▶ [About this exercise]:
Nothing in the records may be altered. Repeat them in full.

▶ [Task input]:
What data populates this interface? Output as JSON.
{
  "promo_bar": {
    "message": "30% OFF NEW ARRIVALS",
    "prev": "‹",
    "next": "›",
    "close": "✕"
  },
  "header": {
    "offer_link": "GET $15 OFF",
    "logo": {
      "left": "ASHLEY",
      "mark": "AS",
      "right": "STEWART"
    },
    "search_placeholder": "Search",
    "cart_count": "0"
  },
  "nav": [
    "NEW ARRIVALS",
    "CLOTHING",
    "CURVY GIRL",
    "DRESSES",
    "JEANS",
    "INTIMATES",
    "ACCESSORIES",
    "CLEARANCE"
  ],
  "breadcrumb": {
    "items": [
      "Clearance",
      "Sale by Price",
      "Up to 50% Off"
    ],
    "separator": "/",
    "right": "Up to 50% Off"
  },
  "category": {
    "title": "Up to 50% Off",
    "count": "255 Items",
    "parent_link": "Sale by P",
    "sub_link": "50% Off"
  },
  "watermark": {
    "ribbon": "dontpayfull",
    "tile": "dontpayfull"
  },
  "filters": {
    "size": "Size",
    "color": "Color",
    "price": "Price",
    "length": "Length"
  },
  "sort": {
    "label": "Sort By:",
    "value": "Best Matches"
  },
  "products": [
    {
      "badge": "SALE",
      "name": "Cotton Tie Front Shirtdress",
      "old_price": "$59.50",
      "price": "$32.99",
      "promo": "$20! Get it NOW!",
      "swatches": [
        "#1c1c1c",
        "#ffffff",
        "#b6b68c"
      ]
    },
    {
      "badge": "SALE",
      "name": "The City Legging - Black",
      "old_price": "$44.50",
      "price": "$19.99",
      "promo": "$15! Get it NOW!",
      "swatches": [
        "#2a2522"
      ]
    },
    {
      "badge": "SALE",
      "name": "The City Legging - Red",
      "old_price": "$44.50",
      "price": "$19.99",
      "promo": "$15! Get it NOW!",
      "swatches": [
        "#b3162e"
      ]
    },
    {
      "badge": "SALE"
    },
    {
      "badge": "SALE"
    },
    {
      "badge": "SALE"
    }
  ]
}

▶ [Exercise response]:
What data populates this interface? Output as JSON.
{
  "promo_bar": {
    "message": "30% OFF NEW ARRIVALS",
    "prev": "‹",
    "next": "›",
    "close": "✕"
  },
  "header": {
    "offer_link": "GET $15 OFF",
    "logo": {
      "left": "ASHLEY",
      "mark": "AS",
      "right": "STEWART"
    },
    "search_placeholder": "Search",
    "cart_count": "0"
  },
  "nav": [
    "NEW ARRIVALS",
    "CLOTHING",
    "CURVY GIRL",
    "DRESSES",
    "JEANS",
    "INTIMATES",
    "ACCESSORIES",
    "CLEARANCE"
  ],
  "breadcrumb": {
    "items": [
      "Clearance",
      "Sale by Price",
      "Up to 50% Off"
    ],
    "separator": "/",
    "right": "Up to 50% Off"
  },
  "category": {
    "title": "Up to 50% Off",
    "count": "255 Items",
    "parent_link": "Sale by P",
    "sub_link": "50% Off"
  },
  "watermark": {
    "ribbon": "dontpayfull",
    "tile": "dontpayfull"
  },
  "filters": {
    "size": "Size",
    "color": "Color",
    "price": "Price",
    "length": "Length"
  },
  "sort": {
    "label": "Sort By:",
    "value": "Best Matches"
  },
  "products": [
    {
      "badge": "SALE",
      "name": "Cotton Tie Front Shirtdress",
      "old_price": "$59.50",
      "price": "$32.99",
      "promo": "$20! Get it NOW!",
      "swatches": [
        "#1c1c1c",
        "#ffffff",
        "#b6b68c"
      ]
    },
    {
      "badge": "SALE",
      "name": "The City Legging - Black",
      "old_price": "$44.50",
      "price": "$19.99",
      "promo": "$15! Get it NOW!",
      "swatches": [
        "#2a2522"
      ]
    },
    {
      "badge": "SALE",
      "name": "The City Legging - Red",
      "old_price": "$44.50",
      "price": "$19.99",
      "promo": "$15! Get it NOW!",
      "swatches": [
        "#b3162e"
      ]
    },
    {
      "badge": "SALE"
    },
    {
      "badge": "SALE"
    },
    {
      "badge": "SALE"
    }
  ]
}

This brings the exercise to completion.